Muslims today have unprecedented accessibility to the foundational texts of their faith, the life of Muhammad and the teachings of the Qur’an. Within those texts, they encounter a call to violent jihad. Unless Islam is re-imagined and emphasis is drawn away from these traditional foundations, Paris and San Bernardino might be our new normal. Sadly, it is not likely that Islam will be re-imagined soon, so we have to answer jihad as best we can.

Qureshi concludes, “My suggestion is that we engage Muslims proactively with love and friendship while simultaneously acknowledging the truth about Islam. This is not the final step in answering jihad, but it is the correct first step, and it offers a better way forward.”

Selective Timeline of Jihad in Islam

THE DATES LISTED BELOW are extrapolated from either Islamic traditions or from modern historical sources.
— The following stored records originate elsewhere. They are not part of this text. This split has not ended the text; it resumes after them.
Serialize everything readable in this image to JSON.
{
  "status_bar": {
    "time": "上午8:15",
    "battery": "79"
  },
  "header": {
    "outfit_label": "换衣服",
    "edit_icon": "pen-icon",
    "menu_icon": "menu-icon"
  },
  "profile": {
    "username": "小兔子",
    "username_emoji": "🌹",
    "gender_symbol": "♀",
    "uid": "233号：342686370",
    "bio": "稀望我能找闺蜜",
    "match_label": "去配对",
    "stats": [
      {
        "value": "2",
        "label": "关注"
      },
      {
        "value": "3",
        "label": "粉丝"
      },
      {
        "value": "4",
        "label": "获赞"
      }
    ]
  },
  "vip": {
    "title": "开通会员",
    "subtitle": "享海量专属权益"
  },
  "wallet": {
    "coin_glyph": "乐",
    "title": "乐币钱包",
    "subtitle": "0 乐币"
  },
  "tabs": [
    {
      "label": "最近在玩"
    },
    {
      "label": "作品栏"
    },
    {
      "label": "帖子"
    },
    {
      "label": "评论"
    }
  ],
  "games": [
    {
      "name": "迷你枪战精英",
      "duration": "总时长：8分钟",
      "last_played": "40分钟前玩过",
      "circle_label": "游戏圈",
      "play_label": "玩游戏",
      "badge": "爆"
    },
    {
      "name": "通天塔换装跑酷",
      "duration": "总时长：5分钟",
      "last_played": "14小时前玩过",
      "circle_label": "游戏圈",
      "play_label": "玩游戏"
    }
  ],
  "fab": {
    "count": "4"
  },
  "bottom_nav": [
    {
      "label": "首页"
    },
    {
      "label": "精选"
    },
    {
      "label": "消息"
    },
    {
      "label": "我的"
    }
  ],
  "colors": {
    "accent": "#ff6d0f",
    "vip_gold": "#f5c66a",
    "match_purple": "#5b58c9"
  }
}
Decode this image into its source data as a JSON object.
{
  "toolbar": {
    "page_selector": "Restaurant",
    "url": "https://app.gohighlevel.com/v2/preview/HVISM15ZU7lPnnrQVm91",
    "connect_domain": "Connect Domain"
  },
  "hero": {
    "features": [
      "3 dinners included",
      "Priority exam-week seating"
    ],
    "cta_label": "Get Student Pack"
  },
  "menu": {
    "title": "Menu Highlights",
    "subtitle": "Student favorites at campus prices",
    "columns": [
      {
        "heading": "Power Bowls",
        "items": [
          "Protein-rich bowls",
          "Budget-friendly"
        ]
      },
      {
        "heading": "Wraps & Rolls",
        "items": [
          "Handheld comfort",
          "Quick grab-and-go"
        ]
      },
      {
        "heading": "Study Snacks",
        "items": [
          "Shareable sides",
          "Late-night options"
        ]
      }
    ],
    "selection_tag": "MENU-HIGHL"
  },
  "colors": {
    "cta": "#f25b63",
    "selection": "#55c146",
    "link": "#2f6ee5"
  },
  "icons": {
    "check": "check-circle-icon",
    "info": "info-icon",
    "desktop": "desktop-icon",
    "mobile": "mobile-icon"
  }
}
570: Birth of Muhammad
610: Inception of Islam
622: Flight to Medina/ Starting Point of the Islamic Calendar
623: Muslims Begin Raiding Meccan Caravans
624: Nakhla Raid
624: Battle of Badr
625: Battle of Uhud
627: Battle of Khandaq
629: Battle of Muta
629: Conquest of Medina
630: Battle of Hunayn
630: Battle of Tabuk
632: Death of Muhammad
632: Apostate Wars
633: Invasion of Persia
637: Conquest of Syria-Palestine
639: Invasion of Egypt
643: Incursions into India
670: Incursions into Cyrenaica
711: Conquest of Spain
732: Muslims Defeated in the West by Charles Martel Attempting to Conquer France
1099: First Crusade
1187: Salah al-Din Defeats the Crusaders
1258: Mongols Sack Baghdad
1453: Byzantine Empire Falls to Ottoman Empire
1492: Spanish Inquisition and Beginning of the Colonial Era
1683: Ottomans Defeated at Vienna
1918: End of World War I and the Colonial Era
1922: Dissolution of the Ottoman Empire
1928: Establishment of Muslim Brotherhood
1945: End of World War II
1948: Establishment of Israeli State
1966: Execution of Sayyid Qutb
1967: Six-Day War
1979: Egyptian-Israeli Peace Accords
1988: Establishment of Al-Qaida
1993: Bombing of World Trade Center
2001: September 11 Attacks Against the United States
2005: July 7 Bombings in London
2014: ISIS Establishes Caliphate
2015: Boko Haram Pledges Allegiance to ISIS
2015: November 13 Attacks on Paris
2015: December 2 Shooting in San Bernardino